Those Christian Gun Sights: Since the story broke earlier this week, controversy and commentary has been raging over a military contractor, Trijicon, that had been inserting Bible references into its serial numbers. These sights had apparently been used by some military commanders to hammer home the uniquely magical Christian-ness of the weapons, and their effectiveness in killing non-Christians. Now the company says it will stop inserting the Biblical references, and will provide means for existing sights to modified.
“Trijicon has proudly served the U.S. military for more than two decades, and our decision to offer to voluntarily remove these references is both prudent and appropriate,” said Stephen Bindon, Trijicon president and CEO in a statement. “We want to thank the Department of Defense for the opportunity to work with them and will move as quickly as possible to provide the modification kits for deployment overseas.”
While some in the military defended the Bible references, or didn’t see what the fuss was about, others, most notably General David Petraeus, called the sights “distrubing” and a “serious concern”.
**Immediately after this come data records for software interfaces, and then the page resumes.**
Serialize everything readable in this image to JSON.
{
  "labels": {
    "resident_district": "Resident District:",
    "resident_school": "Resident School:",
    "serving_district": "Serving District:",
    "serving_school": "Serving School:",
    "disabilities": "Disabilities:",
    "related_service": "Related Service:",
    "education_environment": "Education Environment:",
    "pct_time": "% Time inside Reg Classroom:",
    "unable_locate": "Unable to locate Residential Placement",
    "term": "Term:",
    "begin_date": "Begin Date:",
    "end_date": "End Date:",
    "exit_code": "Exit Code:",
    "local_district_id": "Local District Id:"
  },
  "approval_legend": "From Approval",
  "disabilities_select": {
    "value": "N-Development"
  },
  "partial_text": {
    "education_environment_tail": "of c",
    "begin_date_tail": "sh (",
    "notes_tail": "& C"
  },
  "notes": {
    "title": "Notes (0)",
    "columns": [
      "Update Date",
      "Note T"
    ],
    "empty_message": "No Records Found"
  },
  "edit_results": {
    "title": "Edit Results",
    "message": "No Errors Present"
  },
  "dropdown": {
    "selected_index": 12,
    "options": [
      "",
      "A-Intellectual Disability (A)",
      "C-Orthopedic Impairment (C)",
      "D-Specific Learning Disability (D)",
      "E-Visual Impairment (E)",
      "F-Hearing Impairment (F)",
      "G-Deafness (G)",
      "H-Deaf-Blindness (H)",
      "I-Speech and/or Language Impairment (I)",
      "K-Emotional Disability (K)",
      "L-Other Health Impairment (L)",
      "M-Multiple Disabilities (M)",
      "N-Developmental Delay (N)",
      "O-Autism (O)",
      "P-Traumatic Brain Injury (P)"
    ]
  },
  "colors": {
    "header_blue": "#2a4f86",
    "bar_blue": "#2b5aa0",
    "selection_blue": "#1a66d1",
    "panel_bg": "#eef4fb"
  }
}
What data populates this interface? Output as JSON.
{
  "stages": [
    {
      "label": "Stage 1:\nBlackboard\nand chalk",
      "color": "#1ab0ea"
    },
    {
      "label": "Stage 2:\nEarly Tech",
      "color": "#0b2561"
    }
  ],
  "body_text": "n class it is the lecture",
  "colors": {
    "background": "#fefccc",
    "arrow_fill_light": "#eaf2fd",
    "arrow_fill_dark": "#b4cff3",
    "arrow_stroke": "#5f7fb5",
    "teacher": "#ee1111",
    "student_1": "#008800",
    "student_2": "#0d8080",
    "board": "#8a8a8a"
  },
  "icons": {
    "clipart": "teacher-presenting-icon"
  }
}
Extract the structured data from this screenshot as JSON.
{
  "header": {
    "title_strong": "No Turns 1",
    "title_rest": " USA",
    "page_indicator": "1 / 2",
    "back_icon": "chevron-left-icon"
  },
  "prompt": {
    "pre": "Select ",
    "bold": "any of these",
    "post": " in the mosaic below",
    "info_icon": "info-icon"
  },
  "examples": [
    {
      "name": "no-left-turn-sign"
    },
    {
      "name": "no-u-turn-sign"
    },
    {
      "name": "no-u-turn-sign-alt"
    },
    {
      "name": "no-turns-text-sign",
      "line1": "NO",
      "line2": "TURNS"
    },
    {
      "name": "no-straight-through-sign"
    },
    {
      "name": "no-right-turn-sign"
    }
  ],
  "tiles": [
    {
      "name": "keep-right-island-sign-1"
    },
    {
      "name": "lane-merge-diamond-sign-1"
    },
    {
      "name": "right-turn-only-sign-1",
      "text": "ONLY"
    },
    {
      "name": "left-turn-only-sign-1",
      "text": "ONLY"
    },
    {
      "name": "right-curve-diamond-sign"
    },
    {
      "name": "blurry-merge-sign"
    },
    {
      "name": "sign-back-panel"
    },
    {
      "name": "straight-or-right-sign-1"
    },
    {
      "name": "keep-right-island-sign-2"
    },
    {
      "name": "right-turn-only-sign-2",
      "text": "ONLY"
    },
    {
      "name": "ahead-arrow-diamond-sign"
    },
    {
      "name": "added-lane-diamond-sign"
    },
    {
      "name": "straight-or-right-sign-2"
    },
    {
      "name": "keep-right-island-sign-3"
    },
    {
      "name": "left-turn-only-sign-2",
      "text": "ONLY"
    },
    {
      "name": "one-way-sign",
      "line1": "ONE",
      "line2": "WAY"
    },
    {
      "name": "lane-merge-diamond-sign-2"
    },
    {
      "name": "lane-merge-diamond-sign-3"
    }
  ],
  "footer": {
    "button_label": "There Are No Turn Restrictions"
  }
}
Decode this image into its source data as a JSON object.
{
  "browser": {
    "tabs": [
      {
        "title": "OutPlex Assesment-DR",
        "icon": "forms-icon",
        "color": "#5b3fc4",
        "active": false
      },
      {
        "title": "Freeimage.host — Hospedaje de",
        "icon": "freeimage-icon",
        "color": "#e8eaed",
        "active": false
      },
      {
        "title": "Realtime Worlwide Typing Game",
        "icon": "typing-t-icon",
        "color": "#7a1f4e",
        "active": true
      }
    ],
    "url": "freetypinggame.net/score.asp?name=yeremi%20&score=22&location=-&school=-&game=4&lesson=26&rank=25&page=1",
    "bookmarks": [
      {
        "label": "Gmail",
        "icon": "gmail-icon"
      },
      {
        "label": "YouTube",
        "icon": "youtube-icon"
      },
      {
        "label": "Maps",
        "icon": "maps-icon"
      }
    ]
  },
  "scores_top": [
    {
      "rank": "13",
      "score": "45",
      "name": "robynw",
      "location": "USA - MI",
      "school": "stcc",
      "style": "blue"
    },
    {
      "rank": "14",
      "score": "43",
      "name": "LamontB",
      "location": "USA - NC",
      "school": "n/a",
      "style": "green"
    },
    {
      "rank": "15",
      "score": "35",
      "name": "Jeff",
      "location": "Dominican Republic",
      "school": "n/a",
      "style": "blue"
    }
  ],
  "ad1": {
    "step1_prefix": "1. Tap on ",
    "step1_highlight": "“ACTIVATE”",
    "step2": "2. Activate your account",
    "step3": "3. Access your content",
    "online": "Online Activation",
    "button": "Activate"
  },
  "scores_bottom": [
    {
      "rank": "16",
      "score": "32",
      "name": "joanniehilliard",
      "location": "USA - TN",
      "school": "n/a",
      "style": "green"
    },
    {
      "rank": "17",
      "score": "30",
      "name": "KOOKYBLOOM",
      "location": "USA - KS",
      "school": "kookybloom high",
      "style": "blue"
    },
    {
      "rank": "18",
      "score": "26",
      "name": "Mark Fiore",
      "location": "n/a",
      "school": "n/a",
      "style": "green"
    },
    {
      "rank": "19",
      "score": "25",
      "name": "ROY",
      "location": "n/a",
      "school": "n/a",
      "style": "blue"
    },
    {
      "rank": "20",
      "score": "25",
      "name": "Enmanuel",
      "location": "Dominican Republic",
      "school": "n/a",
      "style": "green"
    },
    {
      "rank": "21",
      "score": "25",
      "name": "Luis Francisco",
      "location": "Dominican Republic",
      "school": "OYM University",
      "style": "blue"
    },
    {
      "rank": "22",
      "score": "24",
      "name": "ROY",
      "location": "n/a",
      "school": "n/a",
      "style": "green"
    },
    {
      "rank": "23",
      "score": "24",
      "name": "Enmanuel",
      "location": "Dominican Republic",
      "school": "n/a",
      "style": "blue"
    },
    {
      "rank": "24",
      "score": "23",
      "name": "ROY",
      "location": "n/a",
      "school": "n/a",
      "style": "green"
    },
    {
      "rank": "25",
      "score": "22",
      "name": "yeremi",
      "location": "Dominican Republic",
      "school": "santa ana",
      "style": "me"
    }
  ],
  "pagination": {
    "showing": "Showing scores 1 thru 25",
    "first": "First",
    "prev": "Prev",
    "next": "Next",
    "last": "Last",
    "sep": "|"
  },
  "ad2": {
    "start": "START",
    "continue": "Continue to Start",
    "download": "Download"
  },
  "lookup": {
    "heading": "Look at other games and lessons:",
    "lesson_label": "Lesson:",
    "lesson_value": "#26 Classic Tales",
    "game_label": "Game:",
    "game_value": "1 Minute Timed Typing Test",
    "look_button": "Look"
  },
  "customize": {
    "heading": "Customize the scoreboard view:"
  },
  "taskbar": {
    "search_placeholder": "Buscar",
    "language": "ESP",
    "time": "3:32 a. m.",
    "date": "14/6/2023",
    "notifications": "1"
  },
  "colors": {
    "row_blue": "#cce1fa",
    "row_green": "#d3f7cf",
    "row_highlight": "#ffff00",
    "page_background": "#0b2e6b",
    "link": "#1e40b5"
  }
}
Jessica Orsini Sets Her Sights on Another Term: The Columbia Daily Tribune notes that Jessica Orsini, Alderwoman, 3rd Ward, City of Centralia, Missouri, will be running unopposed for another term.
“Filing for the April 6 school board and municipal election ballots in Boone County ended at 5 p.m. yesterday … Centralia Board of Aldermen: Third Ward Alderwoman Jessica Orsini and First Ward Alderwoman Catherine Simmons are unopposed for re-election.”
Orsini, in addition to being one of only two openly transgendered elected officials, is also a Hellenic polytheistic reconstructionist. So it looks like we’ll continue to have two openly Pagan elected officials in America for a while longer. For more on Orsini, check out Tony Mierzwicki’s interview with her at Witchvox.
“My guess is that Haiti’s so screwed up because it wasn’t colonized long enough … A major indicator of how superficial is the overlay of French culture in Haiti is the strength of paganism, in the form of voodoo — the French just weren’t around long enough to suppress it, to the detriment of Haitians.”
Yes, if only they had been under the heel of the French for a bit longer, because we all know how well colonialism worked out for the Native Americans. Do these commentators actually read what they write before it gets posted? I wonder. For all my coverage of Vodou in the aftermath of the earthquake in Haiti, click here.